> **Data shown**
==*==

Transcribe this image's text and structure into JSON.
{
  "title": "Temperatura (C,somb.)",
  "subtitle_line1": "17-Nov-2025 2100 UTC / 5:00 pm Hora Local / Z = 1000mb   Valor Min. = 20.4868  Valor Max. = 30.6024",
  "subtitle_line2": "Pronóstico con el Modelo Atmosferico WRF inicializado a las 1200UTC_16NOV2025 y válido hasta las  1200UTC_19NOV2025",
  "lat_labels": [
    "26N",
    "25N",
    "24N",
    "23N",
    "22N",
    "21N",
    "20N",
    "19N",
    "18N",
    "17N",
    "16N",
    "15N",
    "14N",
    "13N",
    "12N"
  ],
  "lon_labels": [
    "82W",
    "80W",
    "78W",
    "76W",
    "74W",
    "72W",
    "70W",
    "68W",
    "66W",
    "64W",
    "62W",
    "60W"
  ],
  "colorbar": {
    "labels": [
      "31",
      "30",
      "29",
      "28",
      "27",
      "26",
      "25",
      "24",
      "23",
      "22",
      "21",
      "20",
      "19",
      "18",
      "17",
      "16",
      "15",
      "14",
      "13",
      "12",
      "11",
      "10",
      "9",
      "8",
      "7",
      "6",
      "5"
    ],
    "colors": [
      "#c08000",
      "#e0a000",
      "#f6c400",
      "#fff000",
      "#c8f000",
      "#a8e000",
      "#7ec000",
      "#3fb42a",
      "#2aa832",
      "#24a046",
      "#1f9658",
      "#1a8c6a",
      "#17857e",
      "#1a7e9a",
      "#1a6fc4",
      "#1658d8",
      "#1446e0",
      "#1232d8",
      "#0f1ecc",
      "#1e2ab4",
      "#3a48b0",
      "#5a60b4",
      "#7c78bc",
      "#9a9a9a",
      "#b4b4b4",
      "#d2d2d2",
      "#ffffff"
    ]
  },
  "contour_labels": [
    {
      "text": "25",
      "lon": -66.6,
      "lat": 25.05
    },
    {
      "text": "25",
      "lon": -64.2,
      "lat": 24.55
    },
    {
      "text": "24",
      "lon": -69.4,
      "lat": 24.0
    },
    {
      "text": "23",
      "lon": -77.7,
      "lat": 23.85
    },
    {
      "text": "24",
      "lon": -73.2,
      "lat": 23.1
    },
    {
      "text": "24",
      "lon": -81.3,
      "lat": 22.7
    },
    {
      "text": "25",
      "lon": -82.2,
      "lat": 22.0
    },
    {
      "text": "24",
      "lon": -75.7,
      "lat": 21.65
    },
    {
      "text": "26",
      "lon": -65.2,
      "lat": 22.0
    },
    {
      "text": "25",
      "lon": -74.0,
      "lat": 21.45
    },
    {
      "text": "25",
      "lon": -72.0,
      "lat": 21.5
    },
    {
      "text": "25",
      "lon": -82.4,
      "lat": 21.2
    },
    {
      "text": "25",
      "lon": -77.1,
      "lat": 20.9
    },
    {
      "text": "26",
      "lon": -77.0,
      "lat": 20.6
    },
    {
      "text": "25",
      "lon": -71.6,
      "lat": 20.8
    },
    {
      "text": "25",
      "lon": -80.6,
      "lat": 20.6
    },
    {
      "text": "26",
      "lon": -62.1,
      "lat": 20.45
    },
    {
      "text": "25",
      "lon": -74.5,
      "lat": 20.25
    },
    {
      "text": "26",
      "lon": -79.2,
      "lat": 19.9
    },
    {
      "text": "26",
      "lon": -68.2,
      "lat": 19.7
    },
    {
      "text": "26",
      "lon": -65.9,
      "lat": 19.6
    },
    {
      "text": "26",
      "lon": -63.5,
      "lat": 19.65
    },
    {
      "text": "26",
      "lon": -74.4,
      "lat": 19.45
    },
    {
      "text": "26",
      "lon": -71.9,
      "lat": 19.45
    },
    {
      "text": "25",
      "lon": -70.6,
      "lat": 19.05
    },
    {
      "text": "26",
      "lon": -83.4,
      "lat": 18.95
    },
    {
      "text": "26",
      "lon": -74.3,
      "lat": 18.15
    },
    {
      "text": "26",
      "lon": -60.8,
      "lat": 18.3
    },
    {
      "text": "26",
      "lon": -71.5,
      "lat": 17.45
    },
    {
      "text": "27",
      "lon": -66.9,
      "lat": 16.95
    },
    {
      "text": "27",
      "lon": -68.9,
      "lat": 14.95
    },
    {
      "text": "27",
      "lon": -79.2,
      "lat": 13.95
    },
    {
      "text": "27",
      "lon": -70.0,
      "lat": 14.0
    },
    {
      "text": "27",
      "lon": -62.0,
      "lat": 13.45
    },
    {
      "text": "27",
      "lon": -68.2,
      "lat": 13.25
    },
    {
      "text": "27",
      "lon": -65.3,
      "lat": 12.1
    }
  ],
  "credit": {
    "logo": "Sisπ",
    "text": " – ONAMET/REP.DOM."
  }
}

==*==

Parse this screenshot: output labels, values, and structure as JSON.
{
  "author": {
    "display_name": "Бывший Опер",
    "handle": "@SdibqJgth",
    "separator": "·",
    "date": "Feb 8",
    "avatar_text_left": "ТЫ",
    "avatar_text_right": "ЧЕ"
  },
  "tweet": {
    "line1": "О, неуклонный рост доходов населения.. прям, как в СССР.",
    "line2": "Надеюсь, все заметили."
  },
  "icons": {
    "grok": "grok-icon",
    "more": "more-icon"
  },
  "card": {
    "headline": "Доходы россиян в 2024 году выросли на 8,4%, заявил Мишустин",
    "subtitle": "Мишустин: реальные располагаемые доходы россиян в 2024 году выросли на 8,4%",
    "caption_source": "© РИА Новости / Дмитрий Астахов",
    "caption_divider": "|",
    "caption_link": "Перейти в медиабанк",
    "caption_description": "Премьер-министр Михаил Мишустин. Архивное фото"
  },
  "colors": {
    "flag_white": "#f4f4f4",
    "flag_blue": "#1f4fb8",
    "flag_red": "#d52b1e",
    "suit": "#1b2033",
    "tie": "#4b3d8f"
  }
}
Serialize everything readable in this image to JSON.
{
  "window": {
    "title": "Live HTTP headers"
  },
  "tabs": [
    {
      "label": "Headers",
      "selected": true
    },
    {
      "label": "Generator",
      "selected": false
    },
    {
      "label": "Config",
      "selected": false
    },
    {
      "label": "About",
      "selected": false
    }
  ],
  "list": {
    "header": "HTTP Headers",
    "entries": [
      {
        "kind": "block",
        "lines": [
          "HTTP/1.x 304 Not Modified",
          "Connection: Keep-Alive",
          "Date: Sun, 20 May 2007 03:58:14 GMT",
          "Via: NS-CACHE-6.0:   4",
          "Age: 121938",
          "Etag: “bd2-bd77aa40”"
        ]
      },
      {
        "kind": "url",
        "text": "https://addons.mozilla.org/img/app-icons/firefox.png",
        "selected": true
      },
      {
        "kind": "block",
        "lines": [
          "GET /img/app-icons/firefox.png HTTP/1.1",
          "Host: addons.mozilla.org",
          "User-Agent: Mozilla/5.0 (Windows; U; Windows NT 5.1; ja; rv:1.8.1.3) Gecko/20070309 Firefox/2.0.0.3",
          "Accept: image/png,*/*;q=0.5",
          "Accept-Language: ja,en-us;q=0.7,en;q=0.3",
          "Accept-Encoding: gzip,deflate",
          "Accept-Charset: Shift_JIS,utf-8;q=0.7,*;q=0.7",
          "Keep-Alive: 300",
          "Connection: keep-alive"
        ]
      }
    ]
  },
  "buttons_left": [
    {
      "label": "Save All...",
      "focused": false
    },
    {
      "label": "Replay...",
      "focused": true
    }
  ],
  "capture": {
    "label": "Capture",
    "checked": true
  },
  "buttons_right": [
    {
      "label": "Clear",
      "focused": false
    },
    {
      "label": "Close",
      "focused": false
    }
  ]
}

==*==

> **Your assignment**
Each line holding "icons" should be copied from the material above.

> **Finished task**
  "icons": {
        "text": "https://addons.mozilla.org/img/app-icons/firefox.png",
          "GET /img/app-icons/firefox.png HTTP/1.1",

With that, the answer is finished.